Content starts
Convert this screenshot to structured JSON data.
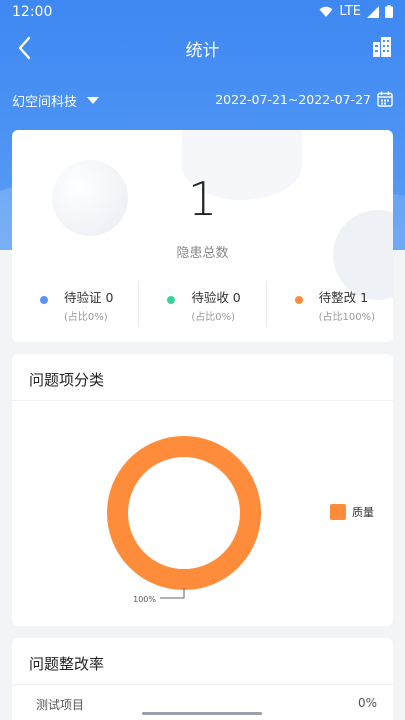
{
  "status": {
    "time": "12:00",
    "network": "LTE"
  },
  "header": {
    "title": "统计"
  },
  "filter": {
    "company": "幻空间科技",
    "date_range": "2022-07-21~2022-07-27"
  },
  "summary": {
    "total": "1",
    "total_label": "隐患总数",
    "items": [
      {
        "label": "待验证 0",
        "sub": "(占比0%)",
        "color": "#5b8ff9"
      },
      {
        "label": "待验收 0",
        "sub": "(占比0%)",
        "color": "#3ccf9a"
      },
      {
        "label": "待整改 1",
        "sub": "(占比100%)",
        "color": "#ff8c3a"
      }
    ]
  },
  "category": {
    "title": "问题项分类",
    "chart_data": {
      "type": "pie",
      "categories": [
        "质量"
      ],
      "values": [
        100
      ],
      "data_labels": [
        "100%"
      ],
      "colors": [
        "#ff8c3a"
      ],
      "legend": "right"
    }
  },
  "rate": {
    "title": "问题整改率",
    "row_name": "测试项目",
    "row_value": "0%"
  }
}
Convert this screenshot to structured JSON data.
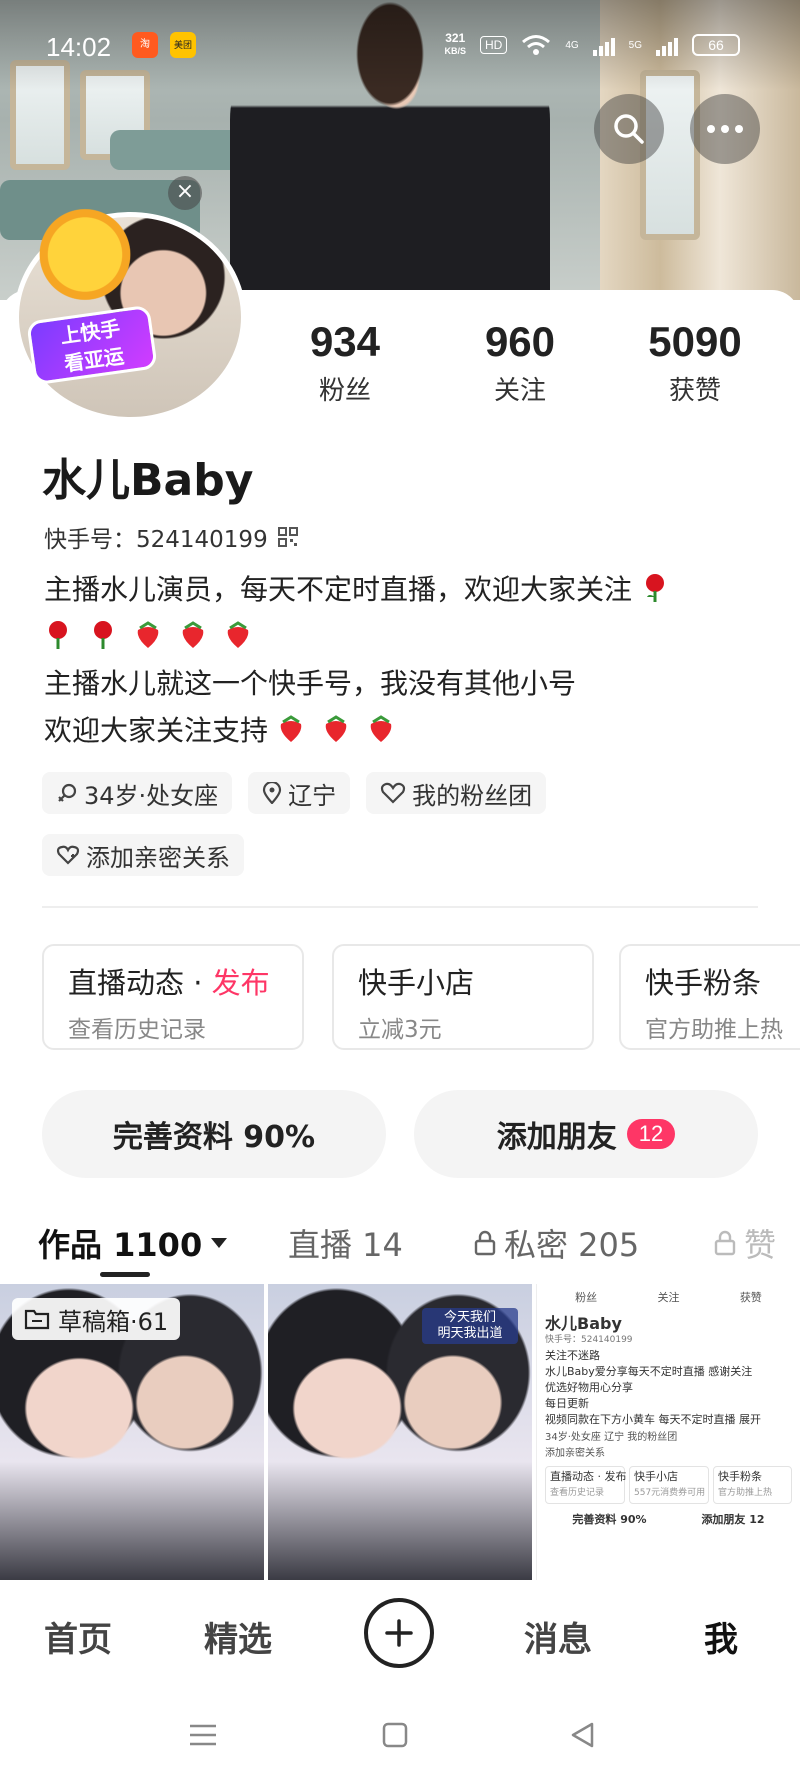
{
  "status_bar": {
    "time": "14:02",
    "network_speed": "321",
    "network_unit": "KB/S",
    "hd_label": "HD",
    "net1": "4G",
    "net2": "5G",
    "battery": "66",
    "app_badges": [
      "淘",
      "美团"
    ]
  },
  "profile": {
    "followers_count": "934",
    "followers_label": "粉丝",
    "following_count": "960",
    "following_label": "关注",
    "likes_count": "5090",
    "likes_label": "获赞",
    "name": "水儿Baby",
    "kuaishou_id": "快手号：524140199",
    "bio_line1": "主播水儿演员，每天不定时直播，欢迎大家关注",
    "bio_line3": "主播水儿就这一个快手号，我没有其他小号",
    "bio_line4": "欢迎大家关注支持",
    "mascot_tag": "上快手\n看亚运",
    "avatar_close": "×"
  },
  "chips": {
    "age": "34岁·处女座",
    "location": "辽宁",
    "fan_club": "我的粉丝团",
    "add_relation": "添加亲密关系"
  },
  "cards": [
    {
      "title": "直播动态 · ",
      "title_accent": "发布",
      "subtitle": "查看历史记录"
    },
    {
      "title": "快手小店",
      "subtitle": "立减3元"
    },
    {
      "title": "快手粉条",
      "subtitle": "官方助推上热"
    }
  ],
  "actions": {
    "complete_profile": "完善资料 90%",
    "add_friends": "添加朋友",
    "add_friends_badge": "12"
  },
  "tabs": {
    "works": "作品 1100",
    "live": "直播 14",
    "private": "私密 205",
    "likes": "赞"
  },
  "grid": {
    "draft_label": "草稿箱·61",
    "pic_title": "今天我们\n明天我出道",
    "shot": {
      "stats": [
        "粉丝",
        "关注",
        "获赞"
      ],
      "name": "水儿Baby",
      "kid": "快手号：524140199",
      "lines": [
        "关注不迷路",
        "水儿Baby爱分享每天不定时直播 感谢关注",
        "优选好物用心分享",
        "每日更新",
        "视频同款在下方小黄车 每天不定时直播 展开"
      ],
      "chips": "34岁·处女座  辽宁  我的粉丝团",
      "relation": "添加亲密关系",
      "cards": [
        "直播动态 · 发布",
        "快手小店",
        "快手粉条"
      ],
      "card_subs": [
        "查看历史记录",
        "557元消费券可用",
        "官方助推上热"
      ],
      "btn1": "完善资料 90%",
      "btn2": "添加朋友 12"
    }
  },
  "bottom_nav": {
    "home": "首页",
    "featured": "精选",
    "messages": "消息",
    "me": "我"
  },
  "colors": {
    "accent": "#fe3666",
    "text": "#222222",
    "muted": "#888888"
  }
}
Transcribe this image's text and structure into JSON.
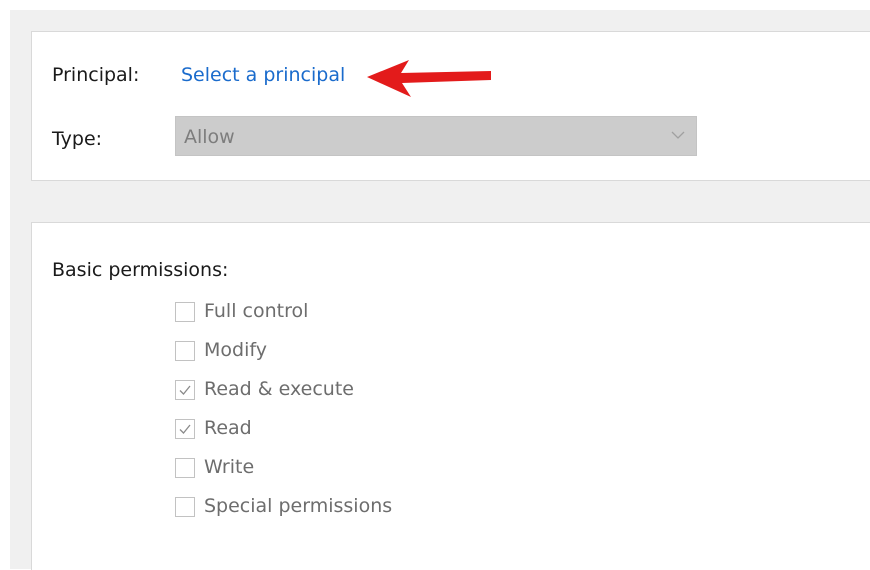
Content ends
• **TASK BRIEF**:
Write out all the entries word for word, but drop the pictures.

• **REPLY TO THE TASK**:
Convert this screenshot to structured JSON data.
{
  "status": {
    "time": "12:00",
    "network": "LTE"
  },
  "header": {
    "title": "统计"
  },
  "filter": {
    "company": "幻空间科技",
    "date_range": "2022-07-21~2022-07-27"
  },
  "summary": {
    "total": "1",
    "total_label": "隐患总数",
    "items": [
      {
        "label": "待验证 0",
        "sub": "(占比0%)",
        "color": "#5b8ff9"
      },
      {
        "label": "待验收 0",
        "sub": "(占比0%)",
        "color": "#3ccf9a"
      },
      {
        "label": "待整改 1",
        "sub": "(占比100%)",
        "color": "#ff8c3a"
      }
    ]
  },
  "category": {
    "title": "问题项分类",
    "chart_data": {
      "type": "pie",
      "categories": [
        "质量"
      ],
      "values": [
        100
      ],
      "data_labels": [
        "100%"
      ],
      "colors": [
        "#ff8c3a"
      ],
      "legend": "right"
    }
  },
  "rate": {
    "title": "问题整改率",
    "row_name": "测试项目",
    "row_value": "0%"
  }
}
Convert this screenshot to structured JSON data.
{
  "status_bar": {
    "time": "14:02",
    "network_speed": "321",
    "network_unit": "KB/S",
    "hd_label": "HD",
    "net1": "4G",
    "net2": "5G",
    "battery": "66",
    "app_badges": [
      "淘",
      "美团"
    ]
  },
  "profile": {
    "followers_count": "934",
    "followers_label": "粉丝",
    "following_count": "960",
    "following_label": "关注",
    "likes_count": "5090",
    "likes_label": "获赞",
    "name": "水儿Baby",
    "kuaishou_id": "快手号：524140199",
    "bio_line1": "主播水儿演员，每天不定时直播，欢迎大家关注",
    "bio_line3": "主播水儿就这一个快手号，我没有其他小号",
    "bio_line4": "欢迎大家关注支持",
    "mascot_tag": "上快手\n看亚运",
    "avatar_close": "×"
  },
  "chips": {
    "age": "34岁·处女座",
    "location": "辽宁",
    "fan_club": "我的粉丝团",
    "add_relation": "添加亲密关系"
  },
  "cards": [
    {
      "title": "直播动态 · ",
      "title_accent": "发布",
      "subtitle": "查看历史记录"
    },
    {
      "title": "快手小店",
      "subtitle": "立减3元"
    },
    {
      "title": "快手粉条",
      "subtitle": "官方助推上热"
    }
  ],
  "actions": {
    "complete_profile": "完善资料 90%",
    "add_friends": "添加朋友",
    "add_friends_badge": "12"
  },
  "tabs": {
    "works": "作品 1100",
    "live": "直播 14",
    "private": "私密 205",
    "likes": "赞"
  },
  "grid": {
    "draft_label": "草稿箱·61",
    "pic_title": "今天我们\n明天我出道",
    "shot": {
      "stats": [
        "粉丝",
        "关注",
        "获赞"
      ],
      "name": "水儿Baby",
      "kid": "快手号：524140199",
      "lines": [
        "关注不迷路",
        "水儿Baby爱分享每天不定时直播 感谢关注",
        "优选好物用心分享",
        "每日更新",
        "视频同款在下方小黄车 每天不定时直播 展开"
      ],
      "chips": "34岁·处女座  辽宁  我的粉丝团",
      "relation": "添加亲密关系",
      "cards": [
        "直播动态 · 发布",
        "快手小店",
        "快手粉条"
      ],
      "card_subs": [
        "查看历史记录",
        "557元消费券可用",
        "官方助推上热"
      ],
      "btn1": "完善资料 90%",
      "btn2": "添加朋友 12"
    }
  },
  "bottom_nav": {
    "home": "首页",
    "featured": "精选",
    "messages": "消息",
    "me": "我"
  },
  "colors": {
    "accent": "#fe3666",
    "text": "#222222",
    "muted": "#888888"
  }
}
Transcribe this image's text and structure into JSON.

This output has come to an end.